Did you ever travel to any other parts of Vietnam, or to any other countries? 

"Most G.I.'s took their R&R after about six months. There were six or seven places to pick from and married guys could go to Hawaii and meet their wives. Tiny and I talked about it and the earliest I could get was October. I told her that was too long and I wanted a break at about six months, no later than seven. Me and my buddy talked it over and decided to go somewhere together. The first available slot was Manila in the third week of August. We would fly to Saigon and then to Manila. While we were there we went and saw a large American cemetery, it was beautiful and impressive. Most people there spoke English, and our commanding officer had been right, people were very friendly there." 

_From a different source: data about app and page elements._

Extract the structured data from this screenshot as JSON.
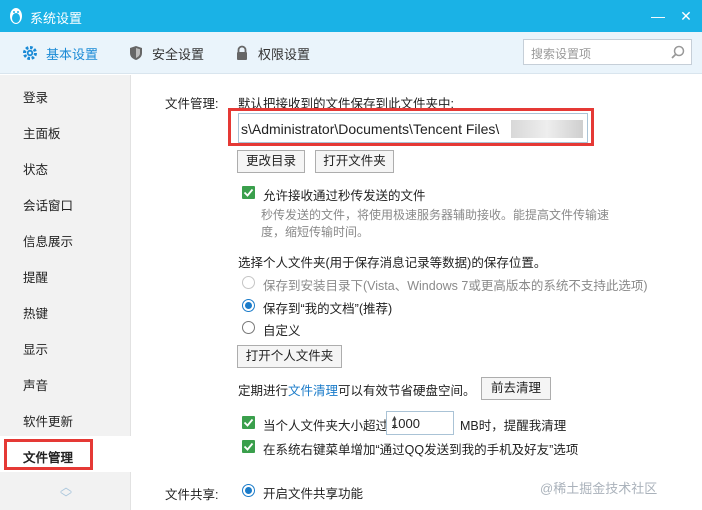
{
  "window": {
    "title": "系统设置",
    "minimize": "—",
    "close": "✕"
  },
  "tabs": [
    {
      "label": "基本设置",
      "icon": "gear-icon"
    },
    {
      "label": "安全设置",
      "icon": "shield-icon"
    },
    {
      "label": "权限设置",
      "icon": "lock-icon"
    }
  ],
  "search": {
    "placeholder": "搜索设置项"
  },
  "sidebar": {
    "items": [
      "登录",
      "主面板",
      "状态",
      "会话窗口",
      "信息展示",
      "提醒",
      "热键",
      "显示",
      "声音",
      "软件更新",
      "文件管理"
    ],
    "selected": "文件管理"
  },
  "file_mgmt": {
    "section_label": "文件管理:",
    "save_desc": "默认把接收到的文件保存到此文件夹中:",
    "path_value": "s\\Administrator\\Documents\\Tencent Files\\",
    "path_tail": "",
    "change_dir": "更改目录",
    "open_folder": "打开文件夹",
    "allow_label": "允许接收通过秒传发送的文件",
    "allow_desc_1": "秒传发送的文件，将使用极速服务器辅助接收。能提高文件传输速",
    "allow_desc_2": "度，缩短传输时间。",
    "personal_desc": "选择个人文件夹(用于保存消息记录等数据)的保存位置。",
    "opt_install": "保存到安装目录下(Vista、Windows 7或更高版本的系统不支持此选项)",
    "opt_docs": "保存到“我的文档”(推荐)",
    "opt_custom": "自定义",
    "open_personal": "打开个人文件夹",
    "clean_prefix": "定期进行",
    "clean_link": "文件清理",
    "clean_suffix": "可以有效节省硬盘空间。",
    "clean_button": "前去清理",
    "size_prefix": "当个人文件夹大小超过",
    "size_value": "1000",
    "size_suffix": "MB时，提醒我清理",
    "context_menu": "在系统右键菜单增加“通过QQ发送到我的手机及好友”选项"
  },
  "share": {
    "section_label": "文件共享:",
    "enable_label": "开启文件共享功能"
  },
  "watermark": "@稀土掘金技术社区",
  "colors": {
    "titlebar": "#1ab2e6",
    "accent": "#1a8ad6",
    "highlight": "#e53935",
    "check": "#3a9f4c"
  }
}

What did you do after you left Vietnam? 

"They wanted me to be an instructor at my old school. I was now stationed at the United States Army Ordinance Center and School; Headquarters Company; Aberdeen Proving Grounds, Aberdeen, Maryland. The first thing I had to do was go to Instructors school. I didn't know it at the time but I would start doing this for a living, some twenty years later, at the Naval Hospital. Some time in August Tiny found out she was pregnant, we were very excited about having our first child. I got out of the Army in 1971. I started to work again at the Norfolk Naval Shipyard, and Tiny transferred to Norfolk." 

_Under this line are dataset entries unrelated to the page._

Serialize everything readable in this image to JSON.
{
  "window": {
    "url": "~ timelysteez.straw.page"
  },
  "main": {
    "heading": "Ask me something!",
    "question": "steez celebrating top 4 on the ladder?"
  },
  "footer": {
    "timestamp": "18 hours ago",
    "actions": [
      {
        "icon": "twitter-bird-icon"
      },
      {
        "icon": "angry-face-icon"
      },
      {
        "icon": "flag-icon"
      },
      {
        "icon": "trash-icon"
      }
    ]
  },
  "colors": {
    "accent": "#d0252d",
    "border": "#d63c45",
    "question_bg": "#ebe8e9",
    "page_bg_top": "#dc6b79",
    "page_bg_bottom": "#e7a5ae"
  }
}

Reflections and words for future generations

 " Serving in the military took three years of my civilian life from me, I already had a machinist journeyman's license and a good job when I was drafted.  The Army really didn't have anything for me that I wanted, but if you don't have an idea of what you want to do, that is a good way to get an education.  I was able to do a home study with technology from Cleveland Institute with my G.I. Bill offering educational benefits.  It was good, my military benefits covered everything."

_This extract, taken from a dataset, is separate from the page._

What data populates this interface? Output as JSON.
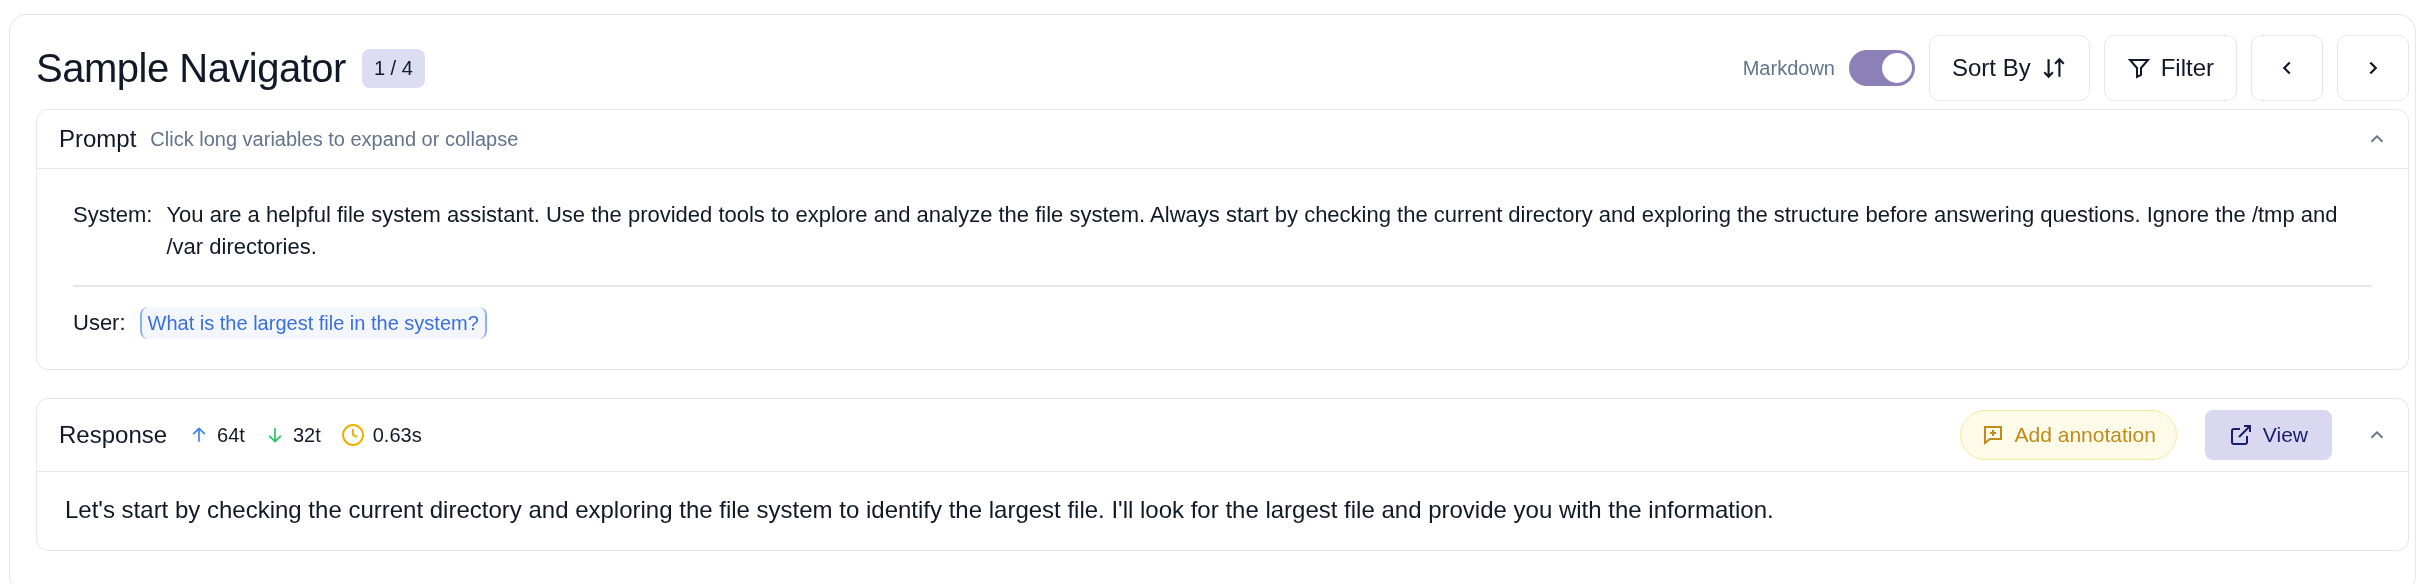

"Unless you are a relative of a veteran, or marry a veteran, you would think they are just like any other group of people.  I have only run into good people. I've never met a veteran who was a bad person.  Most veterans have a great strong work ethic.  Coming back from Vietnam War, maybe your job or MOS in service caused traumatic memories.  I was lucky that I never experienced the loss of anyone close to me while fighting."